Tennessee man faces federal arson charges in connection to Nashville courthouse fire
Officials said a Tennessee man was charged in connection to the Nashville Metro Courthouse fire during protests on May 30.
A criminal complaint issued on Wednesday charged 25-year-old Wesley Somers with malicious destruction of property using fire or explosives.
“The Department of Justice will vindicate the First Amendment rights of all Americans to speak, assemble and seek a redress of grievances from their government,” said Assistant Attorney General for National Security John C. Demers. “We cannot tolerate, however, those who would take advantage of moments of real anguish to endanger the innocent and destroy their property.”
Protestors gathered in downtown Nashville in the afternoon on May 30 following the death of George Floyd.
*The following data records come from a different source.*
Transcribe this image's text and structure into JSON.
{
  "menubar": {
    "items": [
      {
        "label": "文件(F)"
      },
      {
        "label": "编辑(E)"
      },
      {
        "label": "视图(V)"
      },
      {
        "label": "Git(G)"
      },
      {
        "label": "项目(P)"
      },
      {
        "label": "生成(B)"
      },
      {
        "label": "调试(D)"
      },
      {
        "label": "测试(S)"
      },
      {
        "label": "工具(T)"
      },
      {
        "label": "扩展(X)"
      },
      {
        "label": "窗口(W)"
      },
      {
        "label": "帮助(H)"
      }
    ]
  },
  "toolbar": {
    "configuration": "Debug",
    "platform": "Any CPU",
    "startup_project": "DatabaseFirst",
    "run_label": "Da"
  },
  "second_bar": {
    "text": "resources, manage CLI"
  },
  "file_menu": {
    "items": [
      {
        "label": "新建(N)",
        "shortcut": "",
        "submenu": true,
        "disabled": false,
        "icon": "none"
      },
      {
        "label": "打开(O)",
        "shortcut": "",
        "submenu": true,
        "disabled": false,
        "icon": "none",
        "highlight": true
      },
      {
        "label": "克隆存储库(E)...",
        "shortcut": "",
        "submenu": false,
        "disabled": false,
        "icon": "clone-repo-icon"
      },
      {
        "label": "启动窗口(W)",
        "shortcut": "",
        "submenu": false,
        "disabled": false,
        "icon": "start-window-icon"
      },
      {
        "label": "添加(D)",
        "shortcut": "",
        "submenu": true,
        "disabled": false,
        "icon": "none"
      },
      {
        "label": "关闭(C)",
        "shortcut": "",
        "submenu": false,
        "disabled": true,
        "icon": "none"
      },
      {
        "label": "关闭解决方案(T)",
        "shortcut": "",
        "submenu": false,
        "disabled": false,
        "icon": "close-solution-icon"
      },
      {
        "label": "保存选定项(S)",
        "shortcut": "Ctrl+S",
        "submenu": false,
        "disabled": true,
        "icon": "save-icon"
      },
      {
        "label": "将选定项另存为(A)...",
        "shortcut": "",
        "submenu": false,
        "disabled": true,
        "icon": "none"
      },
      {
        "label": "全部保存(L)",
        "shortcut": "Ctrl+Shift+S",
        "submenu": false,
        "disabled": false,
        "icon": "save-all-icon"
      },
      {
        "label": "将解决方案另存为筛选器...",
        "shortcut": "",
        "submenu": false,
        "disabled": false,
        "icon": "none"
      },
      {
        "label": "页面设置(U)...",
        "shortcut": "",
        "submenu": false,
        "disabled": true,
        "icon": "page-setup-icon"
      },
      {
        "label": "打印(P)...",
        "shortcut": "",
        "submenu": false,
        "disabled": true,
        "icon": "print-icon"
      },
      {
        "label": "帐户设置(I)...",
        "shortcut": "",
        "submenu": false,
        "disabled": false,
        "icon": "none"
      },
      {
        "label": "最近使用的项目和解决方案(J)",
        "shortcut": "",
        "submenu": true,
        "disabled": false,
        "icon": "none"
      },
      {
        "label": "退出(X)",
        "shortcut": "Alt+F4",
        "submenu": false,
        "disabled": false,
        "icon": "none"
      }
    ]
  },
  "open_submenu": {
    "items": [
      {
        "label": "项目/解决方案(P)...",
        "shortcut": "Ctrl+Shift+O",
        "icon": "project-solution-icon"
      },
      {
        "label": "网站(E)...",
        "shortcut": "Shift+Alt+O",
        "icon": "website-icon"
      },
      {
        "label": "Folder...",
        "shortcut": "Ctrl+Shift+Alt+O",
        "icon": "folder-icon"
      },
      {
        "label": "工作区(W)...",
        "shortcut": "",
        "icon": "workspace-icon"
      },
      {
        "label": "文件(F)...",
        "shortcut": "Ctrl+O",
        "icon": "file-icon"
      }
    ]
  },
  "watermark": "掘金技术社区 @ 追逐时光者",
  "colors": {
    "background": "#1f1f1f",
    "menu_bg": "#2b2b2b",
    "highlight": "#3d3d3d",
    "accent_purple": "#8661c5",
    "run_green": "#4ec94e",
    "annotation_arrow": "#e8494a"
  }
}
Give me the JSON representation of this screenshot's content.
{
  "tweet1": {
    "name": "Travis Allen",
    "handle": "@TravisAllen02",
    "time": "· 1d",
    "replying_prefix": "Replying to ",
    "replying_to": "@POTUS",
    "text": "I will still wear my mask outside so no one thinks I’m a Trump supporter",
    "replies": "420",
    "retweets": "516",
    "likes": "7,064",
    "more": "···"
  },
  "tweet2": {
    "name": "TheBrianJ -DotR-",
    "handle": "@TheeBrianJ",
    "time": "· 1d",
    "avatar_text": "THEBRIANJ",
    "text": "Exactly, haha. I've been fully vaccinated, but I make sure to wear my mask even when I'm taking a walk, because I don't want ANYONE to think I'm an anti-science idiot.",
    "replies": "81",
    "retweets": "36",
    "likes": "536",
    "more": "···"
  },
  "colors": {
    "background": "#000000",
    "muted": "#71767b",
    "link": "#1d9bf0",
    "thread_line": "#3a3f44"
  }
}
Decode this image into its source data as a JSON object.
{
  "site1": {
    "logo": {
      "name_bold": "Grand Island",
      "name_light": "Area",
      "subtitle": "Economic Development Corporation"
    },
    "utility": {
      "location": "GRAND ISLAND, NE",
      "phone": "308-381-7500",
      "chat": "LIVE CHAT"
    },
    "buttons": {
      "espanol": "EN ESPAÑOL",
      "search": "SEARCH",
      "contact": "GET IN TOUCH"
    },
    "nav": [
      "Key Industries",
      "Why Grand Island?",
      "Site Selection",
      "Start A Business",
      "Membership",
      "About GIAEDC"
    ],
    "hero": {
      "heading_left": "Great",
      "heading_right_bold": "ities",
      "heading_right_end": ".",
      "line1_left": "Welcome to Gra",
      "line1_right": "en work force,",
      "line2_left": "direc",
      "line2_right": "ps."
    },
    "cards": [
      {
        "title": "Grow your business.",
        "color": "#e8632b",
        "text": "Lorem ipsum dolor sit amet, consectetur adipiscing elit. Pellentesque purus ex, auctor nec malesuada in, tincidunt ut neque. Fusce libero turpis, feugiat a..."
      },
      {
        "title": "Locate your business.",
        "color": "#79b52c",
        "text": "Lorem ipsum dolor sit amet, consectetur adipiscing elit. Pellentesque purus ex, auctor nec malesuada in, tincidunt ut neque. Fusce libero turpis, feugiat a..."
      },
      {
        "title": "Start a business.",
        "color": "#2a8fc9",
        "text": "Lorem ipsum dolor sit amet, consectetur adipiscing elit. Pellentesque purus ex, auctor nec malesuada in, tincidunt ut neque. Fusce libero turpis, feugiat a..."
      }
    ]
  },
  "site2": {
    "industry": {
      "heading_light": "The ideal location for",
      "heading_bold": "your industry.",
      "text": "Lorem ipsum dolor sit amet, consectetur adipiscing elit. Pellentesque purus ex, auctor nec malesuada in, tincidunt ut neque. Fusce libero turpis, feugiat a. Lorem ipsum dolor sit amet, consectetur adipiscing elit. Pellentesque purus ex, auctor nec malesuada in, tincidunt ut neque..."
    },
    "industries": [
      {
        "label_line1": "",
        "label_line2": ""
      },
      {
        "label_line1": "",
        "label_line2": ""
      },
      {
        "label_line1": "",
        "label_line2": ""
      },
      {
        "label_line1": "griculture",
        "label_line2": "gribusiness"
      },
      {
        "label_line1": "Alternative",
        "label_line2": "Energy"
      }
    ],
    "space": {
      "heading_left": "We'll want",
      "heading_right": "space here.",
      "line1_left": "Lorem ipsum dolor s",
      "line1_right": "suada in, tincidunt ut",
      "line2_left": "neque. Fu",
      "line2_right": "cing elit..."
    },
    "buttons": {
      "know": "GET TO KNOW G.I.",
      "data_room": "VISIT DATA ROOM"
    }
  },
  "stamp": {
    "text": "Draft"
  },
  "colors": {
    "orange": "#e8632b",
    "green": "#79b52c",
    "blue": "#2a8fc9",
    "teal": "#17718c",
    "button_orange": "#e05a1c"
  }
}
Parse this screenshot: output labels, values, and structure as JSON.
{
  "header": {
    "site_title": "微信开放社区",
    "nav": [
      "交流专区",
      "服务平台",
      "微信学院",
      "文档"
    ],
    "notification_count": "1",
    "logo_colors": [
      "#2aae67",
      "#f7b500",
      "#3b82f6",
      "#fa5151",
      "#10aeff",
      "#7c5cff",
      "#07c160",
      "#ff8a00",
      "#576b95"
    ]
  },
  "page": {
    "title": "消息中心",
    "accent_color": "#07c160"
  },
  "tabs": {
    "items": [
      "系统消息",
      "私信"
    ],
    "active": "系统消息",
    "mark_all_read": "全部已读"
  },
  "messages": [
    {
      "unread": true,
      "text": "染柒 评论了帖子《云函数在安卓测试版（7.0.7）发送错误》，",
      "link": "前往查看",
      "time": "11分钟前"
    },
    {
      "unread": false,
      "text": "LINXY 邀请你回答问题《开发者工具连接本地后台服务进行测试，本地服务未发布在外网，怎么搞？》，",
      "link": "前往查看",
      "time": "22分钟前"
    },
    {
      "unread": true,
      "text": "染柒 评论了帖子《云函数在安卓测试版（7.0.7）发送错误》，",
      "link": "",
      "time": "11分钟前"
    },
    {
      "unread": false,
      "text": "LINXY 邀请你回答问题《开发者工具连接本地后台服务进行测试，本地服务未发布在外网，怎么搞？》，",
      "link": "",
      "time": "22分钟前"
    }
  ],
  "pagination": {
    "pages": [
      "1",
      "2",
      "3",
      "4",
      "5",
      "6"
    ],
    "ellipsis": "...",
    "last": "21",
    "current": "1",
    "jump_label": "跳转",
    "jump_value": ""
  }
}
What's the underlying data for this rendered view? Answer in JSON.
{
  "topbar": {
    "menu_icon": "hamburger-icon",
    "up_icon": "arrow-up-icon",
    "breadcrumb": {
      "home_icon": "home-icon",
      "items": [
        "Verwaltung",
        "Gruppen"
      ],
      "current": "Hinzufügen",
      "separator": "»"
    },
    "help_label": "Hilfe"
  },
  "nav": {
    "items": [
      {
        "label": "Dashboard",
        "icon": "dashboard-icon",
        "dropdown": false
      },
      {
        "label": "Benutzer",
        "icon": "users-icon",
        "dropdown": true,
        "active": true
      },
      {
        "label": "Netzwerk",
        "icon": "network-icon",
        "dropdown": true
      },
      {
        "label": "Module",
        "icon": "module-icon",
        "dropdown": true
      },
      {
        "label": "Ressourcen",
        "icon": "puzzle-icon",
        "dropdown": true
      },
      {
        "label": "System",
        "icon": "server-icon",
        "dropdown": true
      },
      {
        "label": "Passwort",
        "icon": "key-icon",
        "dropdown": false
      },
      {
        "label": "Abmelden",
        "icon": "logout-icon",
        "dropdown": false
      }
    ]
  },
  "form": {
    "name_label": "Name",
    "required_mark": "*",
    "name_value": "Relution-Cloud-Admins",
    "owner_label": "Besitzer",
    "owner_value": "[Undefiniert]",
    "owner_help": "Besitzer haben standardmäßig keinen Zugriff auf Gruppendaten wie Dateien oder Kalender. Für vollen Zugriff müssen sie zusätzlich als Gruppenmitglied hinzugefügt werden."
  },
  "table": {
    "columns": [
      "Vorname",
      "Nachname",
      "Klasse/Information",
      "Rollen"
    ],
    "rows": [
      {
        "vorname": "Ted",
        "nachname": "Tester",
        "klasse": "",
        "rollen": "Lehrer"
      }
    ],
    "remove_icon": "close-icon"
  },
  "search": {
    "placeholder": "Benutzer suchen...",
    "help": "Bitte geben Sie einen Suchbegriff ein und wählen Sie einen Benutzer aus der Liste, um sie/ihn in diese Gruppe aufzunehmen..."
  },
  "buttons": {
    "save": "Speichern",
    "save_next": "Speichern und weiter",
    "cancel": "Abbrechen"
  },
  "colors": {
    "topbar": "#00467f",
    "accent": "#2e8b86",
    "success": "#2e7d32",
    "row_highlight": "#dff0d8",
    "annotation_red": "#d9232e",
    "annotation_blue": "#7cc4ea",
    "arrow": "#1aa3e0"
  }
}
Later in the evening, a large group of people gathered in front of the Metro Courthouse. Officials said the group used crowbars and various other tools to smash the windows and spray graffiti on the courthouse. Multiple fires were reportedly set inside the courthouse.
Officials said numerous video clips and photos show Sommers attempting to smash windows of the courthouse. One photo reportedly showed Sommers holding an unknown accelerant that had been set on fire and thrown into the window of the courthouse.
Somers was identified by the Metropolitan Nashville Police Department Specialized Investigation Division, after receiving numerous tips from citizens, and was arrested on state arson charges on May 31.
If convicted, Somers faces a mandatory minimum of five years and up to 20 years in prison.
“We will always vigorously defend the right of every individual to assemble and protest,” said U.S. Attorney Don Cochran for the Middle District of Tennessee. “This is one of our most sacred liberties guaranteed by the First Amendment of our Constitution. We will also vigorously pursue those who choose to exploit such assemblies and use violence and intimidation in order to change the dynamics of an otherwise peaceful protest.”